A recent investment from the Bill & Melinda Gates Foundation will support research at Carnegie Mellon University Africa (CMU-Africa) in Kigali, Rwanda, with the goal of driving financial inclusion on the continent through the creation of more equitable digital financial services. According to the World Bank, financial inclusion means that individuals and businesses have access to useful and affordable financial products and services, delivered in a responsible and sustainable way. Providing Africans with secure and accessible digital financial services will allow them to participate in, and benefit from, the growing digital economies.
Africa has been a leader in the mobile money industry for the past decade, which has significantly expanded access to financial services in low-resource areas across the continent. These digital services have changed the way many Africans control their finances, allowing them to quickly transfer money without needing access to the internet or a bank account. However, a major barrier for further growth of Africa’s digital economy is unequal adoption and access to these digital financial services. Although the number of mobile money accounts in Sub-Saharan Africa continues to grow, less than 30 percent of those accounts are active (according to the Global System for Mobile Communications Association).
“A lack of security, privacy, and trust in digital financial services are key obstacles in the adoption of these digital technologies. As CMU-Africa, we have the unique ability to leverage our research in cybersecurity and artificial intelligence to develop Africa-based solutions to the current challenges of these financial platforms and services,” says Allen Robinson, director of CMU-Africa and the College of Engineering’s associate dean for international programs in Africa.
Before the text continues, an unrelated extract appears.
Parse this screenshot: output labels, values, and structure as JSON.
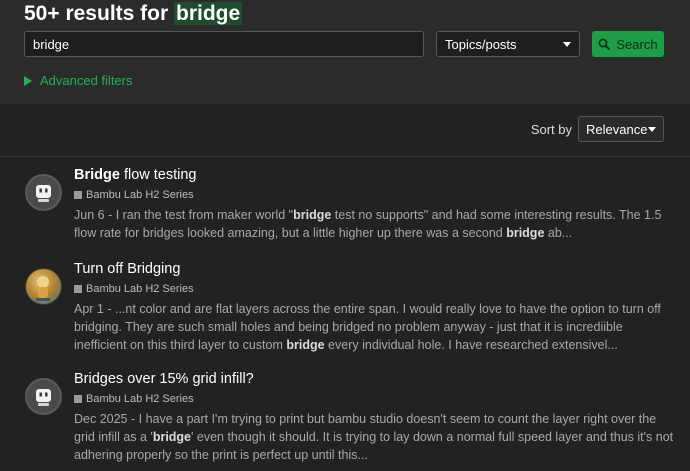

A large part of the population—low-income earners, small-scale entrepreneurs, people with disabilities, women, and rural populations—are not able to participate in or benefit from the current digital financial services. Expanding mobile money services to include savings, credit, and insurance is also an important goal for further financial inclusion.
We have the unique ability to leverage our research in cybersecurity and artificial intelligence to develop Africa-based solutions to the current challenges of these financial platforms and services.Allen Robinson, Director, CMU-Africa
To tackle the challenges of financial inclusion, CMU-Africa will establish the Upanzi Network that will leverage research and academia across the continent to create a more open and trusted digital infrastructure. The foundation of the initiative will be a laboratory at CMU-Africa focused on building expertise, tools, prototypes, and digital public goods that can be rapidly scaled across educational institutions in Africa.
“The Upanzi Network will establish and provide a neutral perspective on digital technologies and become the trusted resource for open-source technologies for digital public goods in Africa,” says Assane Gueye, co-director of the CyLab-Africa initiative and lead researcher for the network.
The Upanzi Network will serve as a collaboration point between governments, digital financial service providers, development agencies, non-government agencies, and academia. The initiative will work with these stakeholders to create, test, and implement secure and cost-effective open-source digital technologies that can benefit impoverished and marginalized communities. These technologies, tested at CMU-Africa, aim to be secure, safe, and equitable and will have an impact on fields such as healthcare and agriculture.
CMU-Africa was established 11 years ago and is based in Kigali, Rwanda. It offers graduate degrees in information technology, electrical and computer engineering, and engineering artificial intelligence through Carnegie Mellon’s top-ranked College of Engineering.
As of spring 2022, the program enrolled more than 230 students representing more than 21 African countries. Its alumni have founded startup companies, joined leading technology firms, are pursuing their Ph.D.s in top doctoral programs in the U.S. and Europe, and are serving in government information offices, including within the Government of Rwanda and the World Bank. CMU-Africa also partners with leading African institutions to engage in research on some of continent’s most significant opportunities and challenges, from technology-enhanced education to financial security.
“Carnegie Mellon engineers are focused on solving difficult global problems, and there are a complex set of challenges to drive digital transformation in Africa. CMU-Africa has been collaborating with key stakeholders across Africa to tackle these challenges for eleven years,” said William Sanders, dean of the College of Engineering.
The center, focused on digital public goods, will be established at CMU-Africa within the year and will leverage expertise, resources, and experience from Carnegie Mellon’s Pittsburgh campus, including from CyLab Security and Privacy Institute. As the project progresses, it will be scaled across the continent to other African universities.